On windows systems you can also select a specific visual studio compiler if more than one version of visual studio is installed. The following example selects the Visual Studio 2008 compiler:
The build options TARGET_OS and TARGET_OSPLAT need to be set for cross compiling. Possible values for the target operating system are nt, linux, macosx, wince or qnxnto. Possible values for the target CPU platform are x86, ppc, arm, mips, sh4 or sparc.
Windows CE targets need to be cross compiled under Windows hosts. Therefore the TARGET_OS and TARGET_OSPLAT variables need to be set when the build is configured. The following command builds for windows CE on ARM CPUs:
QNX targets can be cross compiled on both, QNX and windows build hosts. In the first case, only the TARGET_OSPLAT option needs to be set, in the latter case the TARGET_OS also needs to be set. The following command can be used on a windows host to build for QNX on PowerPC CPUs:
All artefacts that are created during the build process are refered to as 'targets'. A target can be a binary file, such as a executable, or a so-called pseudo-target, which usually references other targets. All targets form a dependency tree. If jam is invoked to build a target, all dependencies will be resolved automatically and be built first. If jam is invoked without any further options, all targets will be built:
To build a specific target of the project simply invoke jam with a target name. The following command will build the target libPt.so and all its dependencies:
To completely rebuild a target and its dependencies, the command line parameter -a can be passed to jam. The option -a can be used with or without a specific target. Thus the following command will rebuild the whole project:

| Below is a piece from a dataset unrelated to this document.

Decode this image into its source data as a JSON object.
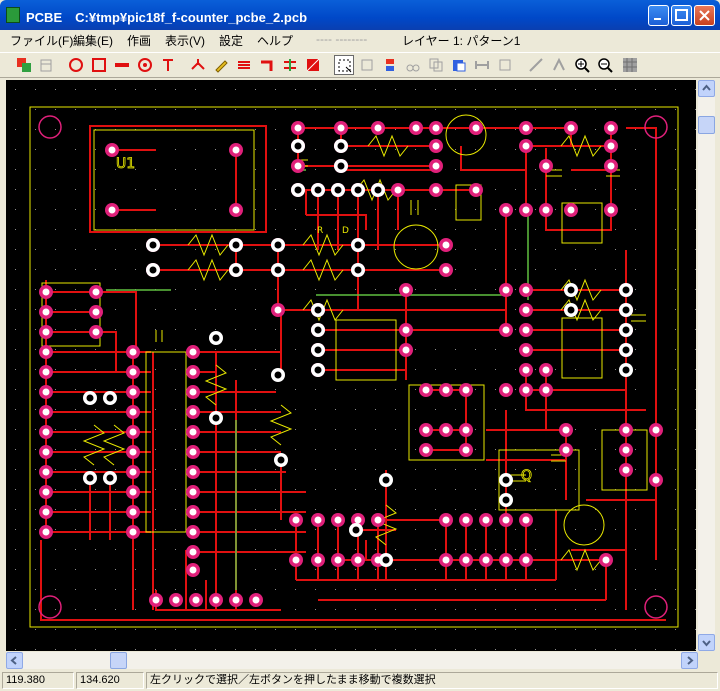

The pseudo-target 'clean' plays a special role in the jam build system. All artefacts that are created during the build process are dependents of the 'clean' peseudo-target. When jam is invoked with the target clean, all artefacts will be deleted if they exist. Therefore the following command will remove all artefacts that were created by a build with default options:
Finally, two command line options can make the build more convenient. You can use the command line option '-jN' to specify how many actions should be executed in parallel, where N is the maximum number of parallel actions (e.g. -j2 to use up to two CPUs). The command line option '-q' will stop the build when the first error is encountered.
The pseudo-target 'test' causes jam to build all unit-tests and execute them. This will not work for cross compiling for obvious reasons. If a unit-test fails the whole build will be reported to have failed. The target test is not a dependent of the target all, so unit-tests are not built and executed by default. The following example builds the whole projects and executes the unit-test.
Installation of the built artifacts is performed by the means of a pseudo-target 'install'. With default settings, no real installation will be performed, but the relevant files will onyl copied to a directory named 'deploy'. If you dare to copy files to your system directories you can set the INSTALL_DIR (root directory of the installation), INSTALL_BINDIR (directory to install programs), INSTALL_INCLUDEDIR (directory to install header files and INSTALL_LIBDIR (directroy to install libraries). You can set these at configuration time or just before installation. The following command will install the files in the '/opt' directory:
This means that a directory named Pt will be created with three subdirectories named 'include', 'lib' and 'bin'. As you may have guessed, INSTALL_DIR is used as the base for the other variables INSTALL_BINDIR, INSTALL_INCLUDEDIR and INSTALL_LIBDIR. Alternatively, you can set the three latter variables to separate directories to have full control of the installation.